The idea of eliminating the post of president, according to Mehr News Agency, MNA, was first suggested in September 2011 by Hamidreza Katouzian, an Iranian MP.

Katouzian had said: "…political experts have been discussing ideas…that since the country is ‘blessed’ with the supervision of the Velayat Faqih [guardianship of the jurist – or the supreme leader], there is no need for a president in this country."

He had also maintained that such a system would be more effective because executive officials would answer directly to parliament. He had suggested that a prime minister could be elected by parliament to be the top executive official.

Now, comments made by Amol’s MP, Yousefian Molla have highlighted the possibility of amending the Islamic Republic Constitution and bringing in a parliamentary government system.

“If parliament wants to keep interaction with the government, it should do it with a lot of connivance. Currently, parliament observes many [unacceptable] things but, for the sake of interaction with the government, keeps mum”, Yousefian Molla asserted.

Based on the current system of government in Iran and its related rules and regulations, “the parliament’s right for an overall supervision” Yousefian Molla insists, “cannot be implemented.

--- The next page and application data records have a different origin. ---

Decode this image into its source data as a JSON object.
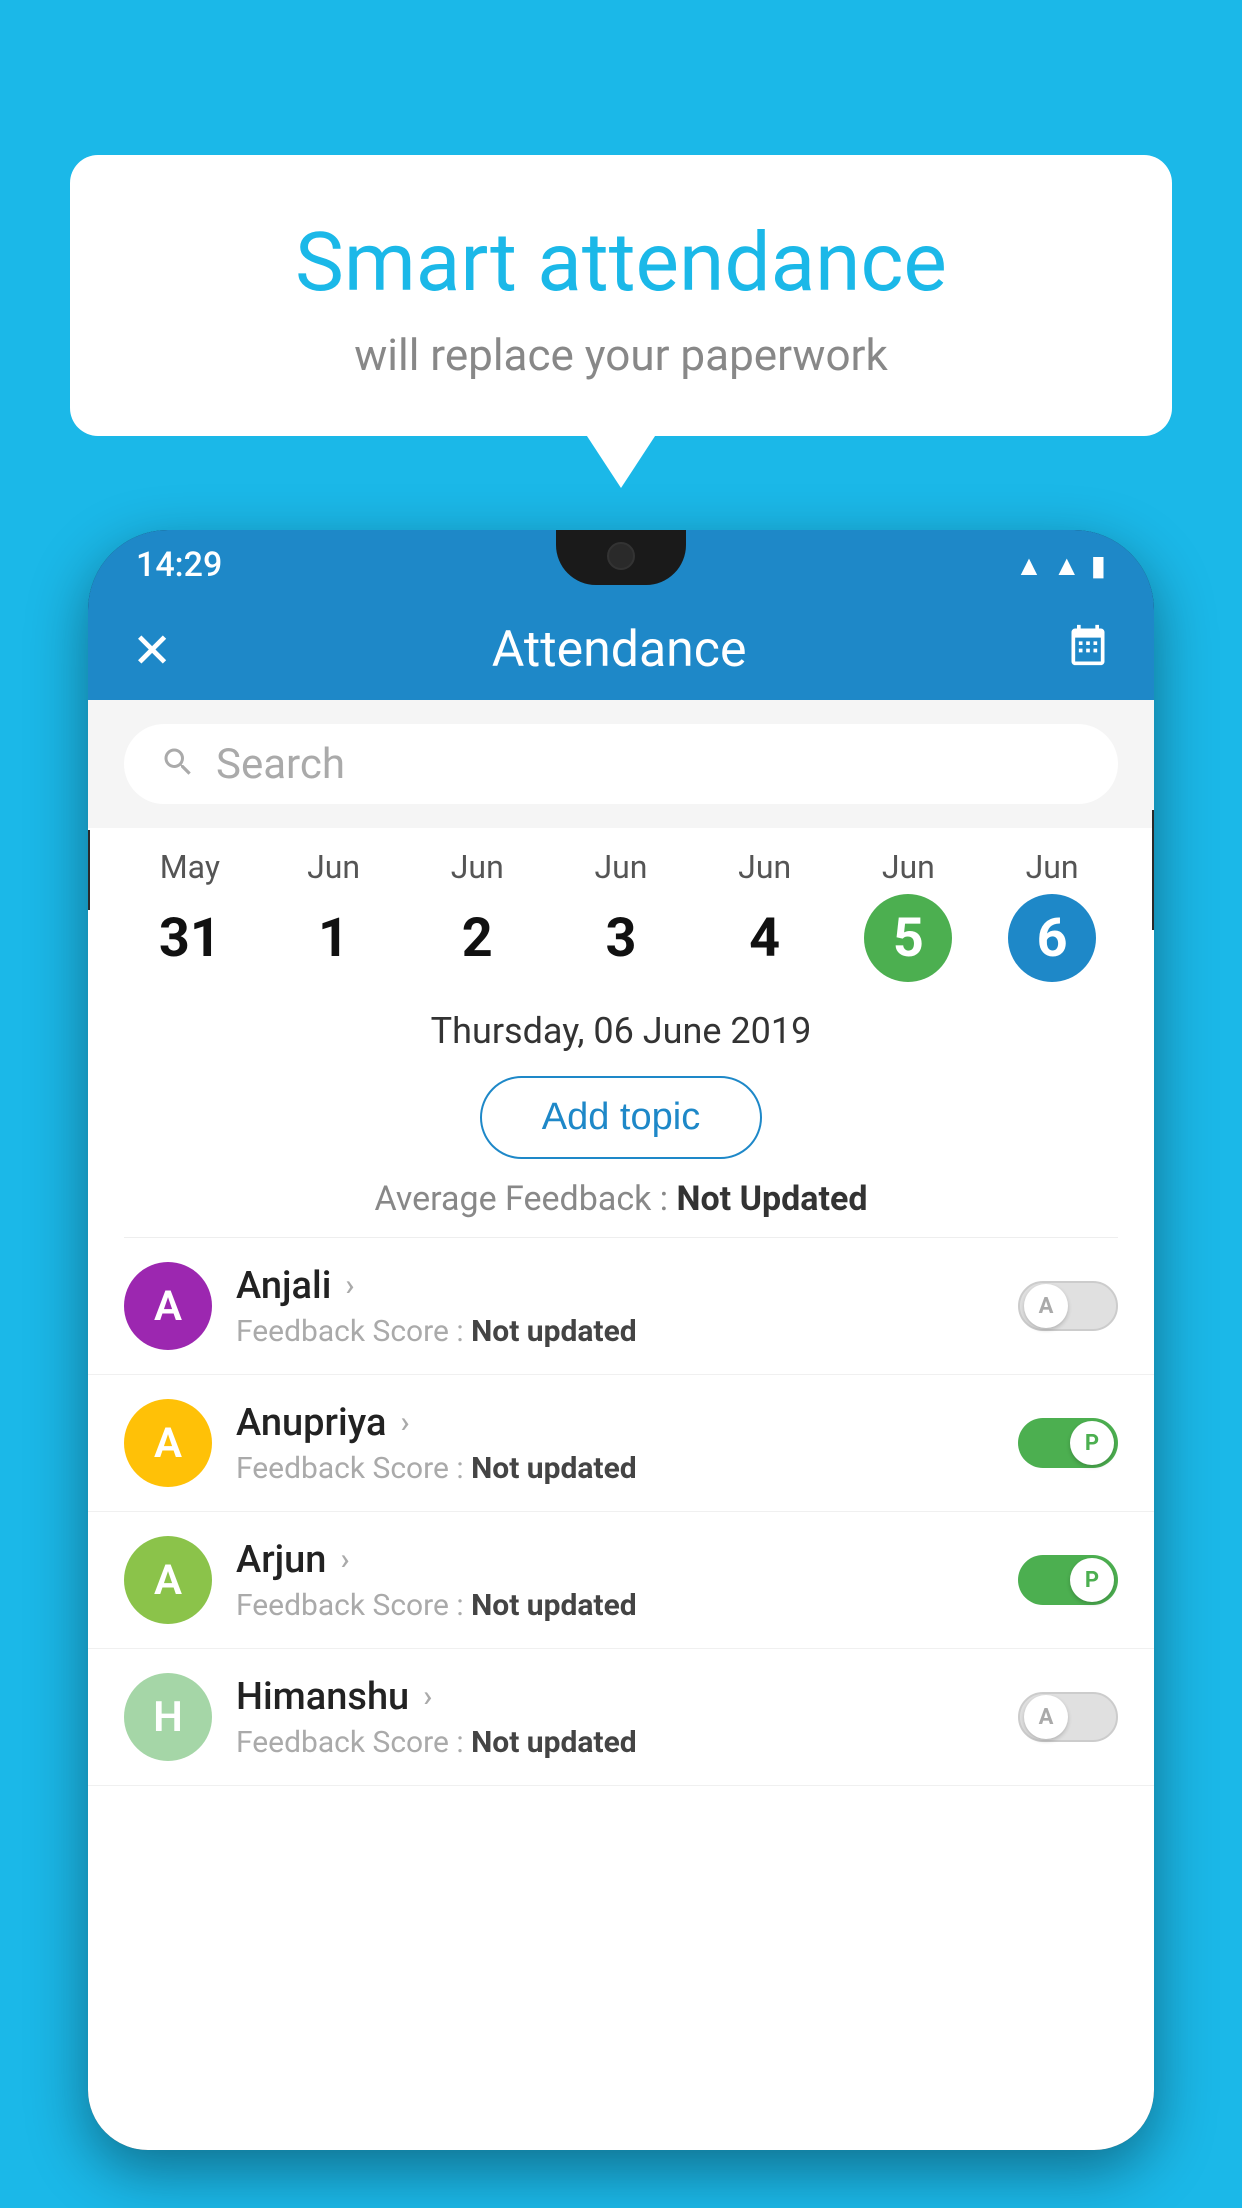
{
  "background_color": "#1bb8e8",
  "bubble": {
    "title": "Smart attendance",
    "subtitle": "will replace your paperwork"
  },
  "phone": {
    "status_bar": {
      "time": "14:29",
      "icons": [
        "wifi",
        "signal",
        "battery"
      ]
    },
    "header": {
      "close_label": "✕",
      "title": "Attendance",
      "calendar_icon": "📅"
    },
    "search": {
      "placeholder": "Search"
    },
    "dates": [
      {
        "month": "May",
        "day": "31",
        "state": "normal"
      },
      {
        "month": "Jun",
        "day": "1",
        "state": "normal"
      },
      {
        "month": "Jun",
        "day": "2",
        "state": "normal"
      },
      {
        "month": "Jun",
        "day": "3",
        "state": "normal"
      },
      {
        "month": "Jun",
        "day": "4",
        "state": "normal"
      },
      {
        "month": "Jun",
        "day": "5",
        "state": "today"
      },
      {
        "month": "Jun",
        "day": "6",
        "state": "selected"
      }
    ],
    "selected_date": "Thursday, 06 June 2019",
    "add_topic_label": "Add topic",
    "average_feedback_label": "Average Feedback : ",
    "average_feedback_value": "Not Updated",
    "students": [
      {
        "name": "Anjali",
        "avatar_color": "#9c27b0",
        "avatar_letter": "A",
        "feedback_label": "Feedback Score : ",
        "feedback_value": "Not updated",
        "toggle_state": "off",
        "toggle_letter": "A"
      },
      {
        "name": "Anupriya",
        "avatar_color": "#ffc107",
        "avatar_letter": "A",
        "feedback_label": "Feedback Score : ",
        "feedback_value": "Not updated",
        "toggle_state": "on",
        "toggle_letter": "P"
      },
      {
        "name": "Arjun",
        "avatar_color": "#8bc34a",
        "avatar_letter": "A",
        "feedback_label": "Feedback Score : ",
        "feedback_value": "Not updated",
        "toggle_state": "on",
        "toggle_letter": "P"
      },
      {
        "name": "Himanshu",
        "avatar_color": "#a5d6a7",
        "avatar_letter": "H",
        "feedback_label": "Feedback Score : ",
        "feedback_value": "Not updated",
        "toggle_state": "off",
        "toggle_letter": "A"
      }
    ]
  }
}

Implementing that right means confronting the government”.

Nevertheless, Yousefian Molla concludes, “If the government is formed inside the parliament, there would be no confrontation and if there were any shortcomings, MPs can easily raise their concerns”.

Meanwhile, Yousefian Molla insisted that his colleagues have not yet reached a final decision on the topic.

“The legislators are still undecided as to whether send a letter directly to the Supreme Leader or wait for him to deliver the idea to the president”.

Moreover, according to Yousefian Molla, changing the constitution should take place when a president is serving his second term. Thus, it would not be interpreted as a plot to overthrow the president.

Morteza Kazemian, a political analyst living in Paris, told Radio Farda that Khamenei’s original comment took place during Mahmoud Ahmadinejad’s presidency, at a time of strained relations between him and Khamenei.

But he also said that tensions between presidents and the supreme leader were not related only to Ahmadinejad and have always been present. A proposal to eliminate the post of a directly elected president, will also eliminate the inherent duality of having an executive with popular mandate and a supreme leader, claiming religious legitimacy.

In the first eleven years of the Islamic Republic, the top executive position was held by the prime minister. In 1990 the Islamic republic’s constitution was amended to eliminate the prime minister's position and place the president at the top of the executive branch.

The last Islamic Republic Prime Minister, Mir Hossein Mousavi, (1981 to 1989) came out after twenty years of silence as a reformist candidate for the 2009 presidential election, challenging the incumbent, Mahmoud Ahmadinejad.

In suspicious circumstances Ahmadinejad was announced as the winner. Mousavi and millions of people protested and cried foul. This led to the creation of the Green Movement that kept Iran restless for months.

Mousavi was detained in February 2011 and has since been under house arrest.